Between daydreams and denial
Whereas Sudan urgently needs a political solution to its current crisis, the government is in denial and the opposition refuses to let up until the whole regime falls, writes Asmaa El-Husseini
Once again, Sudan is dealing with its problems using the same old tricks: it played down the size and influence of popular demonstrations that began last month to protest against price hikes on goods and the elimination of fuel subsidies.
Protests escalated to condemning all of the regime's policies and demanding its overthrow -- like in other Arab revolutions, the people of Sudan have started labelling each Friday to encourage protesters. There was "Sandstorm Friday" and "Lick the Elbow Friday" -- in reference to the expression the regime used to challenge the opposition. Last Friday was "Outlaw Friday", which is how Sudan's president, Omar Al-Bashir, described protesters in a recent speech.

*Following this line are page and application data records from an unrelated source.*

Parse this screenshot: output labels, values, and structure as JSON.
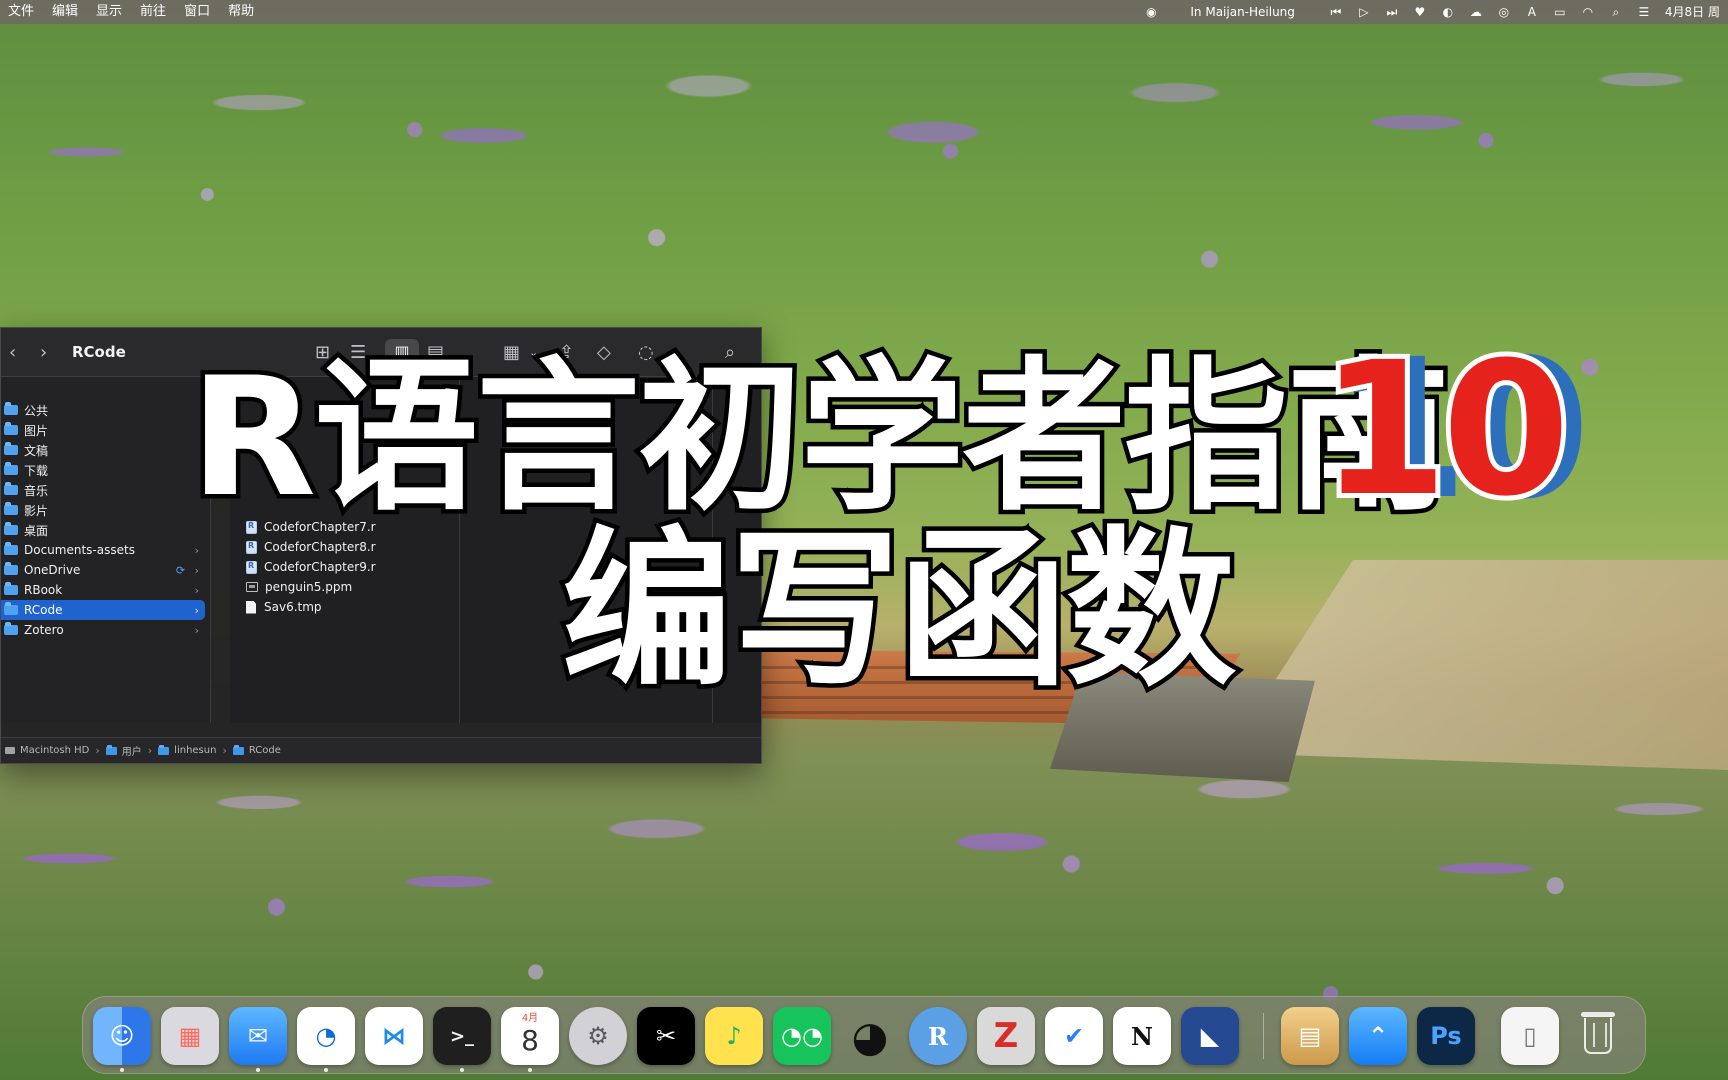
{
  "menu": {
    "left": [
      "文件",
      "编辑",
      "显示",
      "前往",
      "窗口",
      "帮助"
    ],
    "now_playing": "In Maijan-Heilung",
    "date_partial": "4月8日 周"
  },
  "finder": {
    "title": "RCode",
    "sidebar": [
      {
        "label": "公共"
      },
      {
        "label": "图片"
      },
      {
        "label": "文稿"
      },
      {
        "label": "下载"
      },
      {
        "label": "音乐"
      },
      {
        "label": "影片"
      },
      {
        "label": "桌面"
      },
      {
        "label": "Documents-assets",
        "arrow": "›"
      },
      {
        "label": "OneDrive",
        "arrow": "›"
      },
      {
        "label": "RBook",
        "arrow": "›"
      },
      {
        "label": "RCode",
        "arrow": "›"
      },
      {
        "label": "Zotero",
        "arrow": "›"
      }
    ],
    "files": [
      {
        "label": "CodeforChapter7.r"
      },
      {
        "label": "CodeforChapter8.r"
      },
      {
        "label": "CodeforChapter9.r"
      },
      {
        "label": "penguin5.ppm"
      },
      {
        "label": "Sav6.tmp"
      }
    ],
    "pathbar": [
      "Macintosh HD",
      "用户",
      "linhesun",
      "RCode"
    ]
  },
  "overlay": {
    "line1": "R语言初学者指南",
    "line2": "编写函数",
    "number": "10"
  },
  "dock": {
    "calendar_month": "4月",
    "calendar_day": "8",
    "r_label": "R",
    "z_label": "Z",
    "ps_label": "Ps",
    "notion_label": "N"
  },
  "colors": {
    "selection_blue": "#1f63d1",
    "folder_blue": "#4ea2f0",
    "overlay_red": "#e6221c",
    "overlay_blue": "#2e6fbc"
  }
}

The regime refuses to take responsibility for the state of affairs in Sudan after 23 years under its rule. Not only does it deny responsibility and refuse to apologise, but it also continues in its old ways of understating problems and disparaging the opposition. There are no protests, according to some leaders, or they are merely sabotage operations committed by outlaws or others who are being manipulated by Zionist, Western, international or South Sudan conspiracies (the latter which supports armed rebels in Darfur).
The regime has tried to distort the image of peaceful protesters and accuse them of damaging government installations and burning down institutions, including trying to burn down the Sudanese embassy in London where protesters gathered barefoot in large numbers. These offensive claims and accusations have surfaced many times before against regime opponents in the North and South, which make it impossible to genuinely solve any of the country's problems.
Today, demonstrations are attracting world attention and draw more criticism against the regime. Despite the difficulties facing protesters, including the iron fist of Sudan's security agencies, the people are not standing down. There is also heated competition between two camps in Sudan: one wanting to ignite protests to topple the regime after it destroyed the country's unity and threatens to fragment it further if it remains in power; the other camp comprised of the government and its supporters who will organise their own counter protests Friday to defend God and country and which are likely to be well organised.
Responding to demonstrations with counter-protests and offsetting mobilisation with counter-mobilisation will not resolve Sudan's problems, however. There is a dire need for Sudan to avoid sacrificing more, as it has done for decades, in terms of the unity of its people, territories, reputation and dignity of its people who were dispersed everywhere inside and outside Sudan as refugees or internally displaced persons.
Today, there is a dire need to end the bloodshed in unrelenting wars in Darfur, South Kordofan and Blue Nile, and bring the people together in unity. But this is impossible without real solutions, whereby the regime makes genuine sacrifices to end bloodshed inside the country and with neighbouring South Sudan. The best way is the shortest way, unlike the solutions the regime adopted in the past that led nowhere except wasting Sudan's chances at stability, development and progress, while instigating division, discord and war amongst the people.
Finding a political solution is essential for the salvation of all Sudanese people. But the regime rejects the notion and hopes to continue its crackdown on protests, which it insists are limited. It is counting on its ability to resolve the country's economic problems in the next few months, despite the bleak outlook. In turn, the opposition wants to manipulate demonstrations and expand them, not stopping until the regime is removed, without the least consideration on the difficulties and challenges ahead in achieving this goal.
The greatest obstacle in the path of a political solution is the lack of confidence shared across the key players, especially regarding the government, which the opposition views as duplicitous if not criminal.